## WHAT NEEDS TO BE DONE
Your job is to copy every record exactly.

================================

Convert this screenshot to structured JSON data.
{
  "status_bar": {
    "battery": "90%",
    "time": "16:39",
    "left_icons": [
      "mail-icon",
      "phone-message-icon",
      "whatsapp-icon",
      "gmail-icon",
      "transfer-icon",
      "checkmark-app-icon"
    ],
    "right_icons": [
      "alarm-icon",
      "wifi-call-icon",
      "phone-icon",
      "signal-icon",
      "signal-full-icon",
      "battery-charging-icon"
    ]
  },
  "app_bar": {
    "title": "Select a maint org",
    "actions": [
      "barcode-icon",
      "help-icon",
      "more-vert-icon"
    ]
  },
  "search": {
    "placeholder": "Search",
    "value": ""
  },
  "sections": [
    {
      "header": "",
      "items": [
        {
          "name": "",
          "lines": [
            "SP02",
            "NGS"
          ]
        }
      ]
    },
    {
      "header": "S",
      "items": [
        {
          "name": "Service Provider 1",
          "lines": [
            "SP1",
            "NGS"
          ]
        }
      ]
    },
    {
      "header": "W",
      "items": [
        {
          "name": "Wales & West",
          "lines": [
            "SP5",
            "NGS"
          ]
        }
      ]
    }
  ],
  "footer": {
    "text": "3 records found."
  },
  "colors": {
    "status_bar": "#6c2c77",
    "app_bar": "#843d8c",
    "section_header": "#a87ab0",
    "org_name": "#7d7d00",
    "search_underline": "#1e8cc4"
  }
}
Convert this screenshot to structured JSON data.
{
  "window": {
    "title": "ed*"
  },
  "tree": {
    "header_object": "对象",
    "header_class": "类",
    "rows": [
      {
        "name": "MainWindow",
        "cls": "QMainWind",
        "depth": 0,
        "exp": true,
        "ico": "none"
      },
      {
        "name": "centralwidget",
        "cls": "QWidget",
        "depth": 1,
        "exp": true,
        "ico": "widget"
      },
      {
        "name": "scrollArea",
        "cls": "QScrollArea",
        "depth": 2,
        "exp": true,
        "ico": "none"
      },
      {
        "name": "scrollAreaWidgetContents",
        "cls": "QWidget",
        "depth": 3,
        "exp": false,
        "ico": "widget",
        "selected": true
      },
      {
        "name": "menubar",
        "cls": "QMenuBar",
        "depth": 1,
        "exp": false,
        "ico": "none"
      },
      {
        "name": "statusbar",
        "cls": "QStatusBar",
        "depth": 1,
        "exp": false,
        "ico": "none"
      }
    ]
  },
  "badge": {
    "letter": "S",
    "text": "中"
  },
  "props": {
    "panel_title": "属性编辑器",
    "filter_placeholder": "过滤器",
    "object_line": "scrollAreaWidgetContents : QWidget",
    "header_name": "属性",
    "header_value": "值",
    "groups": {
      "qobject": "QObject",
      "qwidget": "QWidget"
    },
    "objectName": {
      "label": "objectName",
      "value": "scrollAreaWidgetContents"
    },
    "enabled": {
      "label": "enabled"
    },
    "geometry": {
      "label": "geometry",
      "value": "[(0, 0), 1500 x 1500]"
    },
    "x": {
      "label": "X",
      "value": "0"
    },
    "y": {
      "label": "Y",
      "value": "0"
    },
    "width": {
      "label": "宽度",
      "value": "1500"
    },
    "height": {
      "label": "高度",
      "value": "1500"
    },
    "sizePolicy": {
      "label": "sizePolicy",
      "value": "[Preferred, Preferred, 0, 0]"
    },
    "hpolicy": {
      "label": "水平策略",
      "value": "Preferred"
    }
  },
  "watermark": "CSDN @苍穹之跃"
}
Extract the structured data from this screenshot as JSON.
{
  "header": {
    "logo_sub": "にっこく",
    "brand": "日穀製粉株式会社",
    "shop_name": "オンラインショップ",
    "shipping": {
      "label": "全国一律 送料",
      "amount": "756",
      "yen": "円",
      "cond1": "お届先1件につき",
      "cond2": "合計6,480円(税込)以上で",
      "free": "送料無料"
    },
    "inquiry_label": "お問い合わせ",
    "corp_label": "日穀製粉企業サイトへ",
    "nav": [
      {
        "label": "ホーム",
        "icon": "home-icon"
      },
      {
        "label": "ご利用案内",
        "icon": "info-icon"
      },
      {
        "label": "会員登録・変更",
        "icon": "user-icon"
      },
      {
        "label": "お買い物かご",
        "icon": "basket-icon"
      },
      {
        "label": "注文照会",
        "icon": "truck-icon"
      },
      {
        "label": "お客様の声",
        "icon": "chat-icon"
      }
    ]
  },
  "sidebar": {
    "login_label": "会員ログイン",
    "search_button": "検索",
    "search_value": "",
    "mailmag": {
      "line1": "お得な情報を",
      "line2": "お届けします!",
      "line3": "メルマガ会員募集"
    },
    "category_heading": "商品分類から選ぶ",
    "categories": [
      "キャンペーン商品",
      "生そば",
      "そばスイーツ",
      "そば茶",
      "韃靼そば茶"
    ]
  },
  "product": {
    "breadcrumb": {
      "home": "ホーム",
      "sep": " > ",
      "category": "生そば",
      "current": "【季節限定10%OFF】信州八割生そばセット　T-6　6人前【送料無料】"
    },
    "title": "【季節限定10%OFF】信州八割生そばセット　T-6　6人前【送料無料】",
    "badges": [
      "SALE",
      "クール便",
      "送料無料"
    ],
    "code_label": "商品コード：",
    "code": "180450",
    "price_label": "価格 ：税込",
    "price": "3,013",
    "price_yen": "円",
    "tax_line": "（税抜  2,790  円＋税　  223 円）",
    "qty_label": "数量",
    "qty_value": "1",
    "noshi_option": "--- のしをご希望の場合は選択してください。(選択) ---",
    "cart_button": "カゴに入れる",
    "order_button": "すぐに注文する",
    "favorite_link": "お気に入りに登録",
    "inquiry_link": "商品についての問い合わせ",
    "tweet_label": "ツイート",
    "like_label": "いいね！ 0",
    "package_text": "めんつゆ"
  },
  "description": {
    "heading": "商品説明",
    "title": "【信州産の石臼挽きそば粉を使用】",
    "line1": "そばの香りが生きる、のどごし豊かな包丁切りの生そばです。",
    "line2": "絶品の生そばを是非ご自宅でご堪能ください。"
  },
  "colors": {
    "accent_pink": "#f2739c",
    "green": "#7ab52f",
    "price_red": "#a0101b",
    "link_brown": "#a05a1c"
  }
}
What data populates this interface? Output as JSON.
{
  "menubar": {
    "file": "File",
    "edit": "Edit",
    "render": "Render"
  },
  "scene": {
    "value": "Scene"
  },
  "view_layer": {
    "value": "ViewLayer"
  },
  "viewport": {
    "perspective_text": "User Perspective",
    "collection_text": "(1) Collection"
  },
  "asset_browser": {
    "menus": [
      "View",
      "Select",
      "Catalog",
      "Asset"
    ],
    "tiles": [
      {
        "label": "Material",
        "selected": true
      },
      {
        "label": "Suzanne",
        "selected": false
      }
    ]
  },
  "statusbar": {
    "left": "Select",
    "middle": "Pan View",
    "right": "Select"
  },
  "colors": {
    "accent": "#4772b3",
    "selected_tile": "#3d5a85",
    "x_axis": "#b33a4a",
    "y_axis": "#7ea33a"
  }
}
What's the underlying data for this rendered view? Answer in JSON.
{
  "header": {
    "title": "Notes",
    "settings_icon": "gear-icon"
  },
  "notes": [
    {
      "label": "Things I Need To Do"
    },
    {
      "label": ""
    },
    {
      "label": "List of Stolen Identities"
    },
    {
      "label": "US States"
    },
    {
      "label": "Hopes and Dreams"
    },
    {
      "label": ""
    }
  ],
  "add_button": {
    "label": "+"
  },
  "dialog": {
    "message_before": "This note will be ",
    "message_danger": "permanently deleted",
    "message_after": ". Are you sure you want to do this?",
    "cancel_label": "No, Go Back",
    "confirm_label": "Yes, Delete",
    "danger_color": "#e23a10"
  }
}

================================

## TASK ANSWER
Convert this screenshot to structured JSON data.
{
  "status_bar": {
    "battery": "90%",
    "time": "16:39",
    "left_icons": [
      "mail-icon",
      "phone-message-icon",
      "whatsapp-icon",
      "gmail-icon",
      "transfer-icon",
      "checkmark-app-icon"
    ],
    "right_icons": [
      "alarm-icon",
      "wifi-call-icon",
      "phone-icon",
      "signal-icon",
      "signal-full-icon",
      "battery-charging-icon"
    ]
  },
  "app_bar": {
    "title": "Select a maint org",
    "actions": [
      "barcode-icon",
      "help-icon",
      "more-vert-icon"
    ]
  },
  "search": {
    "placeholder": "Search",
    "value": ""
  },
  "sections": [
    {
      "header": "",
      "items": [
        {
          "name": "",
          "lines": [
            "SP02",
            "NGS"
          ]
        }
      ]
    },
    {
      "header": "S",
      "items": [
        {
          "name": "Service Provider 1",
          "lines": [
            "SP1",
            "NGS"
          ]
        }
      ]
    },
    {
      "header": "W",
      "items": [
        {
          "name": "Wales & West",
          "lines": [
            "SP5",
            "NGS"
          ]
        }
      ]
    }
  ],
  "footer": {
    "text": "3 records found."
  },
  "colors": {
    "status_bar": "#6c2c77",
    "app_bar": "#843d8c",
    "section_header": "#a87ab0",
    "org_name": "#7d7d00",
    "search_underline": "#1e8cc4"
  }
}
Convert this screenshot to structured JSON data.
{
  "window": {
    "title": "ed*"
  },
  "tree": {
    "header_object": "对象",
    "header_class": "类",
    "rows": [
      {
        "name": "MainWindow",
        "cls": "QMainWind",
        "depth": 0,
        "exp": true,
        "ico": "none"
      },
      {
        "name": "centralwidget",
        "cls": "QWidget",
        "depth": 1,
        "exp": true,
        "ico": "widget"
      },
      {
        "name": "scrollArea",
        "cls": "QScrollArea",
        "depth": 2,
        "exp": true,
        "ico": "none"
      },
      {
        "name": "scrollAreaWidgetContents",
        "cls": "QWidget",
        "depth": 3,
        "exp": false,
        "ico": "widget",
        "selected": true
      },
      {
        "name": "menubar",
        "cls": "QMenuBar",
        "depth": 1,
        "exp": false,
        "ico": "none"
      },
      {
        "name": "statusbar",
        "cls": "QStatusBar",
        "depth": 1,
        "exp": false,
        "ico": "none"
      }
    ]
  },
  "badge": {
    "letter": "S",
    "text": "中"
  },
  "props": {
    "panel_title": "属性编辑器",
    "filter_placeholder": "过滤器",
    "object_line": "scrollAreaWidgetContents : QWidget",
    "header_name": "属性",
    "header_value": "值",
    "groups": {
      "qobject": "QObject",
      "qwidget": "QWidget"
    },
    "objectName": {
      "label": "objectName",
      "value": "scrollAreaWidgetContents"
    },
    "enabled": {
      "label": "enabled"
    },
    "geometry": {
      "label": "geometry",
      "value": "[(0, 0), 1500 x 1500]"
    },
    "x": {
      "label": "X",
      "value": "0"
    },
    "y": {
      "label": "Y",
      "value": "0"
    },
    "width": {
      "label": "宽度",
      "value": "1500"
    },
    "height": {
      "label": "高度",
      "value": "1500"
    },
    "sizePolicy": {
      "label": "sizePolicy",
      "value": "[Preferred, Preferred, 0, 0]"
    },
    "hpolicy": {
      "label": "水平策略",
      "value": "Preferred"
    }
  },
  "watermark": "CSDN @苍穹之跃"
}
Extract the structured data from this screenshot as JSON.
{
  "header": {
    "logo_sub": "にっこく",
    "brand": "日穀製粉株式会社",
    "shop_name": "オンラインショップ",
    "shipping": {
      "label": "全国一律 送料",
      "amount": "756",
      "yen": "円",
      "cond1": "お届先1件につき",
      "cond2": "合計6,480円(税込)以上で",
      "free": "送料無料"
    },
    "inquiry_label": "お問い合わせ",
    "corp_label": "日穀製粉企業サイトへ",
    "nav": [
      {
        "label": "ホーム",
        "icon": "home-icon"
      },
      {
        "label": "ご利用案内",
        "icon": "info-icon"
      },
      {
        "label": "会員登録・変更",
        "icon": "user-icon"
      },
      {
        "label": "お買い物かご",
        "icon": "basket-icon"
      },
      {
        "label": "注文照会",
        "icon": "truck-icon"
      },
      {
        "label": "お客様の声",
        "icon": "chat-icon"
      }
    ]
  },
  "sidebar": {
    "login_label": "会員ログイン",
    "search_button": "検索",
    "search_value": "",
    "mailmag": {
      "line1": "お得な情報を",
      "line2": "お届けします!",
      "line3": "メルマガ会員募集"
    },
    "category_heading": "商品分類から選ぶ",
    "categories": [
      "キャンペーン商品",
      "生そば",
      "そばスイーツ",
      "そば茶",
      "韃靼そば茶"
    ]
  },
  "product": {
    "breadcrumb": {
      "home": "ホーム",
      "sep": " > ",
      "category": "生そば",
      "current": "【季節限定10%OFF】信州八割生そばセット　T-6　6人前【送料無料】"
    },
    "title": "【季節限定10%OFF】信州八割生そばセット　T-6　6人前【送料無料】",
    "badges": [
      "SALE",
      "クール便",
      "送料無料"
    ],
    "code_label": "商品コード：",
    "code": "180450",
    "price_label": "価格 ：税込",
    "price": "3,013",
    "price_yen": "円",
    "tax_line": "（税抜  2,790  円＋税　  223 円）",
    "qty_label": "数量",
    "qty_value": "1",
    "noshi_option": "--- のしをご希望の場合は選択してください。(選択) ---",
    "cart_button": "カゴに入れる",
    "order_button": "すぐに注文する",
    "favorite_link": "お気に入りに登録",
    "inquiry_link": "商品についての問い合わせ",
    "tweet_label": "ツイート",
    "like_label": "いいね！ 0",
    "package_text": "めんつゆ"
  },
  "description": {
    "heading": "商品説明",
    "title": "【信州産の石臼挽きそば粉を使用】",
    "line1": "そばの香りが生きる、のどごし豊かな包丁切りの生そばです。",
    "line2": "絶品の生そばを是非ご自宅でご堪能ください。"
  },
  "colors": {
    "accent_pink": "#f2739c",
    "green": "#7ab52f",
    "price_red": "#a0101b",
    "link_brown": "#a05a1c"
  }
}
What data populates this interface? Output as JSON.
{
  "menubar": {
    "file": "File",
    "edit": "Edit",
    "render": "Render"
  },
  "scene": {
    "value": "Scene"
  },
  "view_layer": {
    "value": "ViewLayer"
  },
  "viewport": {
    "perspective_text": "User Perspective",
    "collection_text": "(1) Collection"
  },
  "asset_browser": {
    "menus": [
      "View",
      "Select",
      "Catalog",
      "Asset"
    ],
    "tiles": [
      {
        "label": "Material",
        "selected": true
      },
      {
        "label": "Suzanne",
        "selected": false
      }
    ]
  },
  "statusbar": {
    "left": "Select",
    "middle": "Pan View",
    "right": "Select"
  },
  "colors": {
    "accent": "#4772b3",
    "selected_tile": "#3d5a85",
    "x_axis": "#b33a4a",
    "y_axis": "#7ea33a"
  }
}
What's the underlying data for this rendered view? Answer in JSON.
{
  "header": {
    "title": "Notes",
    "settings_icon": "gear-icon"
  },
  "notes": [
    {
      "label": "Things I Need To Do"
    },
    {
      "label": ""
    },
    {
      "label": "List of Stolen Identities"
    },
    {
      "label": "US States"
    },
    {
      "label": "Hopes and Dreams"
    },
    {
      "label": ""
    }
  ],
  "add_button": {
    "label": "+"
  },
  "dialog": {
    "message_before": "This note will be ",
    "message_danger": "permanently deleted",
    "message_after": ". Are you sure you want to do this?",
    "cancel_label": "No, Go Back",
    "confirm_label": "Yes, Delete",
    "danger_color": "#e23a10"
  }
}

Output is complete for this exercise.